Element data from apps and pages
☆ ☆ ☆ ☆

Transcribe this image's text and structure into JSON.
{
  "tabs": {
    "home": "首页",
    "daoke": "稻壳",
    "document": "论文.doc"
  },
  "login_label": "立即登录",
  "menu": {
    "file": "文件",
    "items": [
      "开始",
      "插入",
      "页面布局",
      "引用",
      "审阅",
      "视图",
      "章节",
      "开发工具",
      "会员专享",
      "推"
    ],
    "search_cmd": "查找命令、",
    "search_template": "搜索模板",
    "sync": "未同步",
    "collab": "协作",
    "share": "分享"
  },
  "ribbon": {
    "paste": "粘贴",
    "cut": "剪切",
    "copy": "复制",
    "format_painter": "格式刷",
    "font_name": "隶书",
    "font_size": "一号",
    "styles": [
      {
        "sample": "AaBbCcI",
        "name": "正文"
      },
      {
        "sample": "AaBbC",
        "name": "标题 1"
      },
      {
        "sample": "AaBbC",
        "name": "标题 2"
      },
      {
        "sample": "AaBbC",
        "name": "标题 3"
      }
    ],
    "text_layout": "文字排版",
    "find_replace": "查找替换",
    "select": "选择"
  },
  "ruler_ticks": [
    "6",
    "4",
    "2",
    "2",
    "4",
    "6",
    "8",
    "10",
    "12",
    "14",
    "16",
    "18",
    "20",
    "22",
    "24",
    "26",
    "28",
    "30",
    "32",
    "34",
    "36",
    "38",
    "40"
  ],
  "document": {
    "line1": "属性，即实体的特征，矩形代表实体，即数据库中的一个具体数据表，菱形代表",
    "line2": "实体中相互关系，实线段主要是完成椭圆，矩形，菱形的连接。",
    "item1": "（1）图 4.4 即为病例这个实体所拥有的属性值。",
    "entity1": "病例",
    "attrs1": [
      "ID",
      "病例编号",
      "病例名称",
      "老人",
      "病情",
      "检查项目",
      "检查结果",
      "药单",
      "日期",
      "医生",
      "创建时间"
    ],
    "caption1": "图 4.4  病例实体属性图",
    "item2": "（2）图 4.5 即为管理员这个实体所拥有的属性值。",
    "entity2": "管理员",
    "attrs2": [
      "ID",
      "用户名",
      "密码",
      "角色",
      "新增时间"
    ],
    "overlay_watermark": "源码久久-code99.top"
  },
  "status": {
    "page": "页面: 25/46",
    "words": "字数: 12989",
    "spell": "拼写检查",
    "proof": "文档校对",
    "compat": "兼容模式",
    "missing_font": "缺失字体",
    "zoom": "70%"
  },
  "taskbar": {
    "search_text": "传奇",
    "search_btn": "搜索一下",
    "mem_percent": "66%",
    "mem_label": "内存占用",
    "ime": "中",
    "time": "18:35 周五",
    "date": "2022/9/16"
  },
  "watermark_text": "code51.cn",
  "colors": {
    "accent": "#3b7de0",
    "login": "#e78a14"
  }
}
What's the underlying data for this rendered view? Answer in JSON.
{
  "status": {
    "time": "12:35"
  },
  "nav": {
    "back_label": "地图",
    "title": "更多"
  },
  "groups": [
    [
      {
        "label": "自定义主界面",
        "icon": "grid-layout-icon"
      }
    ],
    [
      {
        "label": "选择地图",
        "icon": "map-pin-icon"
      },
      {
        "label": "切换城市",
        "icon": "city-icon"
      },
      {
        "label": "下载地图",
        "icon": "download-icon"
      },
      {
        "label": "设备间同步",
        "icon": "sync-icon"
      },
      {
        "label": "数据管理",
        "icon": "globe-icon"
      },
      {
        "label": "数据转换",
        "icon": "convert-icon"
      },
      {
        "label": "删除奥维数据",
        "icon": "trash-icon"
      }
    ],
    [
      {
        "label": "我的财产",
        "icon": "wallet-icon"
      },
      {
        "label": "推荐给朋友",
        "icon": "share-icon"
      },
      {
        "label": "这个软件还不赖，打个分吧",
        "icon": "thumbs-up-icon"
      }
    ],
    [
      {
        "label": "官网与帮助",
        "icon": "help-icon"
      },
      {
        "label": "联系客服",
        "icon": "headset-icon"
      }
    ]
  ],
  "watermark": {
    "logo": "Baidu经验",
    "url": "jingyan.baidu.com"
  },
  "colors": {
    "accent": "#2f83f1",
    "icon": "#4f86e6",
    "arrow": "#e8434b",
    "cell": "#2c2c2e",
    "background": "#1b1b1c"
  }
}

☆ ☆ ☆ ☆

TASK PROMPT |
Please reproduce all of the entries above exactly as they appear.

EXERCISE SOLUTION |
Transcribe this image's text and structure into JSON.
{
  "tabs": {
    "home": "首页",
    "daoke": "稻壳",
    "document": "论文.doc"
  },
  "login_label": "立即登录",
  "menu": {
    "file": "文件",
    "items": [
      "开始",
      "插入",
      "页面布局",
      "引用",
      "审阅",
      "视图",
      "章节",
      "开发工具",
      "会员专享",
      "推"
    ],
    "search_cmd": "查找命令、",
    "search_template": "搜索模板",
    "sync": "未同步",
    "collab": "协作",
    "share": "分享"
  },
  "ribbon": {
    "paste": "粘贴",
    "cut": "剪切",
    "copy": "复制",
    "format_painter": "格式刷",
    "font_name": "隶书",
    "font_size": "一号",
    "styles": [
      {
        "sample": "AaBbCcI",
        "name": "正文"
      },
      {
        "sample": "AaBbC",
        "name": "标题 1"
      },
      {
        "sample": "AaBbC",
        "name": "标题 2"
      },
      {
        "sample": "AaBbC",
        "name": "标题 3"
      }
    ],
    "text_layout": "文字排版",
    "find_replace": "查找替换",
    "select": "选择"
  },
  "ruler_ticks": [
    "6",
    "4",
    "2",
    "2",
    "4",
    "6",
    "8",
    "10",
    "12",
    "14",
    "16",
    "18",
    "20",
    "22",
    "24",
    "26",
    "28",
    "30",
    "32",
    "34",
    "36",
    "38",
    "40"
  ],
  "document": {
    "line1": "属性，即实体的特征，矩形代表实体，即数据库中的一个具体数据表，菱形代表",
    "line2": "实体中相互关系，实线段主要是完成椭圆，矩形，菱形的连接。",
    "item1": "（1）图 4.4 即为病例这个实体所拥有的属性值。",
    "entity1": "病例",
    "attrs1": [
      "ID",
      "病例编号",
      "病例名称",
      "老人",
      "病情",
      "检查项目",
      "检查结果",
      "药单",
      "日期",
      "医生",
      "创建时间"
    ],
    "caption1": "图 4.4  病例实体属性图",
    "item2": "（2）图 4.5 即为管理员这个实体所拥有的属性值。",
    "entity2": "管理员",
    "attrs2": [
      "ID",
      "用户名",
      "密码",
      "角色",
      "新增时间"
    ],
    "overlay_watermark": "源码久久-code99.top"
  },
  "status": {
    "page": "页面: 25/46",
    "words": "字数: 12989",
    "spell": "拼写检查",
    "proof": "文档校对",
    "compat": "兼容模式",
    "missing_font": "缺失字体",
    "zoom": "70%"
  },
  "taskbar": {
    "search_text": "传奇",
    "search_btn": "搜索一下",
    "mem_percent": "66%",
    "mem_label": "内存占用",
    "ime": "中",
    "time": "18:35 周五",
    "date": "2022/9/16"
  },
  "watermark_text": "code51.cn",
  "colors": {
    "accent": "#3b7de0",
    "login": "#e78a14"
  }
}
What's the underlying data for this rendered view? Answer in JSON.
{
  "status": {
    "time": "12:35"
  },
  "nav": {
    "back_label": "地图",
    "title": "更多"
  },
  "groups": [
    [
      {
        "label": "自定义主界面",
        "icon": "grid-layout-icon"
      }
    ],
    [
      {
        "label": "选择地图",
        "icon": "map-pin-icon"
      },
      {
        "label": "切换城市",
        "icon": "city-icon"
      },
      {
        "label": "下载地图",
        "icon": "download-icon"
      },
      {
        "label": "设备间同步",
        "icon": "sync-icon"
      },
      {
        "label": "数据管理",
        "icon": "globe-icon"
      },
      {
        "label": "数据转换",
        "icon": "convert-icon"
      },
      {
        "label": "删除奥维数据",
        "icon": "trash-icon"
      }
    ],
    [
      {
        "label": "我的财产",
        "icon": "wallet-icon"
      },
      {
        "label": "推荐给朋友",
        "icon": "share-icon"
      },
      {
        "label": "这个软件还不赖，打个分吧",
        "icon": "thumbs-up-icon"
      }
    ],
    [
      {
        "label": "官网与帮助",
        "icon": "help-icon"
      },
      {
        "label": "联系客服",
        "icon": "headset-icon"
      }
    ]
  ],
  "watermark": {
    "logo": "Baidu经验",
    "url": "jingyan.baidu.com"
  },
  "colors": {
    "accent": "#2f83f1",
    "icon": "#4f86e6",
    "arrow": "#e8434b",
    "cell": "#2c2c2e",
    "background": "#1b1b1c"
  }
}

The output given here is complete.